By: Chris Burke
The monarchy is antiquated, out-of-touch, and repugnant to the idea of a democracy. According to a recent poll, many Canadians are starting to show a dislike for the monarchy with 59% suggesting they have some problems with it. However, the point of this post isn’t to critique the monarchy (as much as I would enjoy it, and it would draw the ire of some 1837 readers if I did). Instead, I want to draw attention to the furor that arose last month over the awarding of the Queen’s Jubilee medal to two convicted criminals, known for harassing women seeking abortions (CBC). For a country that has less and less interest in the monarchy these days, there sure is a fuss over awarding the medal to these individuals that’s because the medals are about more than the Queen, they are about celebrating Canadians. We’ll start with a brief look at the monarchist reasons for this celebration before turning to the reasons more relatable to the average Canadian.
The Jubilee celebration is about commemorating a milestone in a monarch’s rule (Source). The purpose is religious in origin though I think I’m safe in saying that, for the most part, such a fact is lost on most today. Last I checked Justin Beiber (a medal recipient) is hardly a royal or a saint, unless George III had a thing for overalls. Further, “The Queen Elizabeth II Diamond Jubilee Medal is a tangible way for Canada to honour Her Majesty for her service to this country” (Source). The controversy over awarding the medal to two convicted criminals seems to have very little to do with the first reason giving out the medals. Few may care about the monarchy today, but they do care about Canada.
The announcement on 23 July 2012 by the European Union (EU) and Australia to end sanctions on Zimbabwe with the exception of those against President Robert Mugabe has come as a late achievement for Prime Minister Morgan Tsvangirai of the Movement for Democratic Change (MDC). The latter figure began his toughly attained leadership in 2008 with hopes that renewed cooperation between his party and Mugabe’s Zanu-PF (Patriotic Front) could foster fresh economic recovery and international investment in his country. Unfortunately for the Zimbabwean people and his party, the international community has remained rightly mistrusting of Mugabe’s continuing presidency.
Numerous individual accounts from within Zimbabwe and the region portray the President, his party, and vast domestic intelligence apparatus as one with absolutely no tolerance for dissent and an easy willingness to use armed force to crush such opposition. Indeed, this characteristic of his leadership was evident at the very start of his term in the early 1980s when he fought off his original rival, Joshua Nkomo. However, Western governments, in particular the UK, have not always taken the heavy-handed attitude towards the Zimbabwean government as they have over the past decade. Some have attributed this to their sympathy with Mugabe as the leader having helped end Ian Smith’s Rhodesian government, which had frustrated London in 1976 with its unilateral declaration of independence. However, a more robust analysis reveals a certain ambivalence on the part of the Commonwealth to the effects of their policies on Zimbabwe’s economy, politics and people.

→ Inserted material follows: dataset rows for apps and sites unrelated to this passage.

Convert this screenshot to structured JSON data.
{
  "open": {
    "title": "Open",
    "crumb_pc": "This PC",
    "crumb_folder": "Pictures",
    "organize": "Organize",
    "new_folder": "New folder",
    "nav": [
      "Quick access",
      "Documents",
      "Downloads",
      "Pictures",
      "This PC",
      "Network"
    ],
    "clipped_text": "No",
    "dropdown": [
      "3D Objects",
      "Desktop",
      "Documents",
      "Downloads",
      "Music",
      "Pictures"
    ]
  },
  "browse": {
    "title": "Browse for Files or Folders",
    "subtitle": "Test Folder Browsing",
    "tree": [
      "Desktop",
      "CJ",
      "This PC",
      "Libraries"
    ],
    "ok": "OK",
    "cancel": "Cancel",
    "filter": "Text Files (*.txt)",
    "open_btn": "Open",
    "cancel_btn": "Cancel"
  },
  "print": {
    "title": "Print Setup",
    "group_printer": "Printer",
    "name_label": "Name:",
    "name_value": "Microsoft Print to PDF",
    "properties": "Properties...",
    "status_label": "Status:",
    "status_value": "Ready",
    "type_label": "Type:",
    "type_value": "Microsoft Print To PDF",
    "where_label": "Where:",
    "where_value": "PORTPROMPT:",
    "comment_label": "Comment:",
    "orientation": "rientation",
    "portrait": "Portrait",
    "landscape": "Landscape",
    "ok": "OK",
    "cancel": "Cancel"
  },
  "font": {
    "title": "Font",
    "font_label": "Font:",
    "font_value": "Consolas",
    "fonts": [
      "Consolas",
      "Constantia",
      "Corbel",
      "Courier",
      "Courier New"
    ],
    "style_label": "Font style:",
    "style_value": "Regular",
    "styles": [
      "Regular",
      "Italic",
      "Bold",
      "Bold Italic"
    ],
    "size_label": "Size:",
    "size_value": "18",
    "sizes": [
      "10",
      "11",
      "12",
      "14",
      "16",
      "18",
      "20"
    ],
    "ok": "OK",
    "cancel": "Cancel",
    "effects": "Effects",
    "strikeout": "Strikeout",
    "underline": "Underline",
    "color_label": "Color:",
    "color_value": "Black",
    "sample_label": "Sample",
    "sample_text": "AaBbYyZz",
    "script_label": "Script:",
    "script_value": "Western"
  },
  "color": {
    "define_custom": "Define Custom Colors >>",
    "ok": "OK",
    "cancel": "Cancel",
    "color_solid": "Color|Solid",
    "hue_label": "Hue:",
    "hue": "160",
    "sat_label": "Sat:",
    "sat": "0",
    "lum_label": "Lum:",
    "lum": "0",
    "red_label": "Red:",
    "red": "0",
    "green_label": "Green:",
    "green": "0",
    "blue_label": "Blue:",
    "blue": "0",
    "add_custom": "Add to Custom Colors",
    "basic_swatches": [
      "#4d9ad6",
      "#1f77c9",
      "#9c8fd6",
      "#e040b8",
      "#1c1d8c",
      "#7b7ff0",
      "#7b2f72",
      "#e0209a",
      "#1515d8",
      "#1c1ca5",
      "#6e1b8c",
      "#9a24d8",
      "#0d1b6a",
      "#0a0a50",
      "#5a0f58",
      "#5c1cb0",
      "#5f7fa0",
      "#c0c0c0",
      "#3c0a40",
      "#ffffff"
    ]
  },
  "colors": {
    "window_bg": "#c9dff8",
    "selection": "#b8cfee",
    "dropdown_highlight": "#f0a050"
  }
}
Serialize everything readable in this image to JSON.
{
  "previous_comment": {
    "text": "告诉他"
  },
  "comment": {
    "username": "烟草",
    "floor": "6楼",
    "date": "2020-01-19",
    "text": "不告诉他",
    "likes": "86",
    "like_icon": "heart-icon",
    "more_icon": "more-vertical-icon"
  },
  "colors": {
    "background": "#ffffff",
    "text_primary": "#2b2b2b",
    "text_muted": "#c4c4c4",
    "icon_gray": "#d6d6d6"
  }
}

The purpose of this article is to determine the degree of involvement that can and should be applied by Commonwealth governments towards bringing about political change and economic recovery in Zimbabwe. It does so by examining the stance taken by US administrations to Mugabe’s regime over the past decade, the shifting rhetoric and policies pursued by Commonwealth governments over the past thirty years and the role played by South African leaders in bolstering the Zanu-PF regime. Ultimately, it becomes clear that a more consistent and thoughtful destabilisation of Zanu-PF by the Commonwealth combined with the EU has been and remains the most viable means to help Mugabe’s rivals revitalise Zimbabwean prosperity.